Whenever a line in the data below includes the string "JSON", copy it out.

▶ [DATASET ENTRIES]:
········
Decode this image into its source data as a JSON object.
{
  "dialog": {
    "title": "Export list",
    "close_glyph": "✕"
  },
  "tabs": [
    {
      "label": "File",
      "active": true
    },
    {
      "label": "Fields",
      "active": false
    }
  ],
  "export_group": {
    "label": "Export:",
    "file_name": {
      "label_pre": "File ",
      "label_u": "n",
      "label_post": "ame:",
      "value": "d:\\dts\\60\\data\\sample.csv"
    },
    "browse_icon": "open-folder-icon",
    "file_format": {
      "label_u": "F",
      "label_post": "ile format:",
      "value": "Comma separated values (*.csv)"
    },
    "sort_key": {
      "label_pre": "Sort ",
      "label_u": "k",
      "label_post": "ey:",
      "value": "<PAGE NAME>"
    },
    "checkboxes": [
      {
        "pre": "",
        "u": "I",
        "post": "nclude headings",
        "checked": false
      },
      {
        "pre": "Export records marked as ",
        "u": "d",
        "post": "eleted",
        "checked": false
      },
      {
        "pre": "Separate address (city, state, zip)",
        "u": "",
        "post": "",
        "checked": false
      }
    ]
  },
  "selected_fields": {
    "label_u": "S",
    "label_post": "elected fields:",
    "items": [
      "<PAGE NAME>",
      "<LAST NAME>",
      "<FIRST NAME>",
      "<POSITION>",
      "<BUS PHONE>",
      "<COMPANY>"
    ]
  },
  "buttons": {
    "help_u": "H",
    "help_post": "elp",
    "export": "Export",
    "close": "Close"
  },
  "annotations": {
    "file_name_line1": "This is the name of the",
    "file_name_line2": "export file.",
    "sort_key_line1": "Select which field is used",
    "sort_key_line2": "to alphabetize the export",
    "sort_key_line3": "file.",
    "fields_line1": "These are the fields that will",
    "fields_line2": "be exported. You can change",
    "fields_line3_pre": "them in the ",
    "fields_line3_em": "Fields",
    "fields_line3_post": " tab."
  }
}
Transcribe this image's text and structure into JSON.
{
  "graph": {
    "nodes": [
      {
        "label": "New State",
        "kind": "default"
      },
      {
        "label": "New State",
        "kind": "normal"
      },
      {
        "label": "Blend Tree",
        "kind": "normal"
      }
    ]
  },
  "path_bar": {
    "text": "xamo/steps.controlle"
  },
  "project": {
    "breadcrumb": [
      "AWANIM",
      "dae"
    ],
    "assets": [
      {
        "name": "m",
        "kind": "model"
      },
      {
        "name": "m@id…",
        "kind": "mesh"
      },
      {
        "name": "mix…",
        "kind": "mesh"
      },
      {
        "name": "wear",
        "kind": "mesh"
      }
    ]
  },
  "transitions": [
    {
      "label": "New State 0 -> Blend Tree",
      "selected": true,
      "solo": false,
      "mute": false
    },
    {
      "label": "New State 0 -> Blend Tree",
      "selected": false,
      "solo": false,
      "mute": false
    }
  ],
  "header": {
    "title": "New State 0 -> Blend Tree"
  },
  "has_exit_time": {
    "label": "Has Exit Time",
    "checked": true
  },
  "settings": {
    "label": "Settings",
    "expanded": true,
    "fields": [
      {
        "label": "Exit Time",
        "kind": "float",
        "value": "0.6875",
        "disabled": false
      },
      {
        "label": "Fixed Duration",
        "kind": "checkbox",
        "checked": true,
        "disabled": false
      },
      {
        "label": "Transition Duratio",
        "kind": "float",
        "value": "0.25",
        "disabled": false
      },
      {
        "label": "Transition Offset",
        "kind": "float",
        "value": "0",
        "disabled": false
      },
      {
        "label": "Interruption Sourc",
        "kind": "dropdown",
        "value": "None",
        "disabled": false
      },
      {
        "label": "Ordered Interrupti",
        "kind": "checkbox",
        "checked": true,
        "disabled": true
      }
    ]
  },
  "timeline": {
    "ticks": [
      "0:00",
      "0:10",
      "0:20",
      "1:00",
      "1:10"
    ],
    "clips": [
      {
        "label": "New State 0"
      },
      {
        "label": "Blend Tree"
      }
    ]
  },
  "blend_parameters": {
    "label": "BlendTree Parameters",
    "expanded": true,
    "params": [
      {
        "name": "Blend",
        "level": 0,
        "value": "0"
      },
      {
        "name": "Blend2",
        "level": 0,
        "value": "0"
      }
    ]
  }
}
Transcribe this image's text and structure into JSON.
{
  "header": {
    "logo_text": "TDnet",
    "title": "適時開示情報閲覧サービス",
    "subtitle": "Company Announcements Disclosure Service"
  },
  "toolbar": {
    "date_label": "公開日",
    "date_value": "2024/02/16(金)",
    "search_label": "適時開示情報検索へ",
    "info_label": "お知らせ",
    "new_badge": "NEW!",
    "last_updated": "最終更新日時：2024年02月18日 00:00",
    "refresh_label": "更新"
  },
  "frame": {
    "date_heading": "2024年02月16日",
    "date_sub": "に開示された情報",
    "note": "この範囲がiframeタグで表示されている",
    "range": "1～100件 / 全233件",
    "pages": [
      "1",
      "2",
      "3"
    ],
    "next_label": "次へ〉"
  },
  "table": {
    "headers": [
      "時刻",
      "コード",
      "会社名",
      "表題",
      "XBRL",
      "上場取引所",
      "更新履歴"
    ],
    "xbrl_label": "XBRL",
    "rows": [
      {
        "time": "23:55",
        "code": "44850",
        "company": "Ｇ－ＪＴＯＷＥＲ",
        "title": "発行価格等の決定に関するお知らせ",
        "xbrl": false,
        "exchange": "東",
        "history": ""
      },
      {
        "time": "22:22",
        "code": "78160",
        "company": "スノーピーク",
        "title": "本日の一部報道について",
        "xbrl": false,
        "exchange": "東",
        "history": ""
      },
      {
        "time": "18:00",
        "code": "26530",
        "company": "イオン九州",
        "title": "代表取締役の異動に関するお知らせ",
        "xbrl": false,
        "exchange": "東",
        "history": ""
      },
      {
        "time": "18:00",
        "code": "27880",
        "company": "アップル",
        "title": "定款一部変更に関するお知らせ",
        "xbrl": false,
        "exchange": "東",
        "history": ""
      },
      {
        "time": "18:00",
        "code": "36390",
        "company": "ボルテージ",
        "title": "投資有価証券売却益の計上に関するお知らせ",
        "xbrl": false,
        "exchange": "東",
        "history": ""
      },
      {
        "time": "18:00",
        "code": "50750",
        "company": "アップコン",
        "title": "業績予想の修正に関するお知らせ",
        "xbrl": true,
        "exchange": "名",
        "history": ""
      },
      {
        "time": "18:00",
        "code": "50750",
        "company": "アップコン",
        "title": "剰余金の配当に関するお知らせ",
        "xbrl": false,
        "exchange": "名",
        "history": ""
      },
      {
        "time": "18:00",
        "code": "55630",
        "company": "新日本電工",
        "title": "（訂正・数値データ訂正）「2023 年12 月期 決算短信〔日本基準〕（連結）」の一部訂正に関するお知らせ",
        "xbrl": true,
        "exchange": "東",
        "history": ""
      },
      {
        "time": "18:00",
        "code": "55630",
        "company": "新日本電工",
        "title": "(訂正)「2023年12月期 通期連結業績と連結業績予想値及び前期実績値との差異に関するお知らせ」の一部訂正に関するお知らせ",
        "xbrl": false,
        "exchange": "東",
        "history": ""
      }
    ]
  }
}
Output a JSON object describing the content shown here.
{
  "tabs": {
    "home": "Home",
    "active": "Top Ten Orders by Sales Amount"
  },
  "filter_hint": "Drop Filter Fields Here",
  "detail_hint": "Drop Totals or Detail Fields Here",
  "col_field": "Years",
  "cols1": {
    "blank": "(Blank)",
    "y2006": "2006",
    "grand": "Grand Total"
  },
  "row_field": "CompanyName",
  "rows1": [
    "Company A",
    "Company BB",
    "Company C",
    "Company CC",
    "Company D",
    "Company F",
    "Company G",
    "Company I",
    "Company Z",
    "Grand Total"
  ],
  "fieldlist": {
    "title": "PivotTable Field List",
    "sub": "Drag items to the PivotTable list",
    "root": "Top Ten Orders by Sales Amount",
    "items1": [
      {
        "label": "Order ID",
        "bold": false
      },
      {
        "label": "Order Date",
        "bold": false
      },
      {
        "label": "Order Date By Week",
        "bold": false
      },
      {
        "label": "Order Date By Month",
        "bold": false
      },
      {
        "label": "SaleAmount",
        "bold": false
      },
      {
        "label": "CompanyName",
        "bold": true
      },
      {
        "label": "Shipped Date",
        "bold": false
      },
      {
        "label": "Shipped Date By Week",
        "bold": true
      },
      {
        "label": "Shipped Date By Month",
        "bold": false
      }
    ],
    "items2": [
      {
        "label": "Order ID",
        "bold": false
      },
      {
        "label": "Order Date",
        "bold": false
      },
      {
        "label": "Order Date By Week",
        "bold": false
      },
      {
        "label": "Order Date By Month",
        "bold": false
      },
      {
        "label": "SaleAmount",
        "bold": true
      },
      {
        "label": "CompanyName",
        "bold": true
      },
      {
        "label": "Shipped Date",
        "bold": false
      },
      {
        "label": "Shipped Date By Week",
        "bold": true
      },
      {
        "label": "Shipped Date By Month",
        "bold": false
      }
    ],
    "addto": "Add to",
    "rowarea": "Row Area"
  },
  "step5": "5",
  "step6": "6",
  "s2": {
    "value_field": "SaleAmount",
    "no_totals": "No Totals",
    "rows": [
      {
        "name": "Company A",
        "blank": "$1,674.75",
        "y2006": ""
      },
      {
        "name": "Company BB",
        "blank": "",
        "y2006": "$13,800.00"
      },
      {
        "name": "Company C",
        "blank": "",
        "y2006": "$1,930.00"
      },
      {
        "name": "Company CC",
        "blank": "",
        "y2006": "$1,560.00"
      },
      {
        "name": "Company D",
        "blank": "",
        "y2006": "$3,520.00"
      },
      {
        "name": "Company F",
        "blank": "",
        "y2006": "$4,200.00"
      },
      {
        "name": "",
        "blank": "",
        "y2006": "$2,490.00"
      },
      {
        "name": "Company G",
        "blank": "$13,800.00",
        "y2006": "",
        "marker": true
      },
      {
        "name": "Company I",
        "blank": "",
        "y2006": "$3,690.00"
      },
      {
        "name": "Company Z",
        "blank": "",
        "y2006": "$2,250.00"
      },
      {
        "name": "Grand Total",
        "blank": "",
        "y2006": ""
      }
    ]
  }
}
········
▶ [WRITTEN SOLUTION]:
Decode this image into its source data as a JSON object.
Transcribe this image's text and structure into JSON.
Transcribe this image's text and structure into JSON.
Output a JSON object describing the content shown here.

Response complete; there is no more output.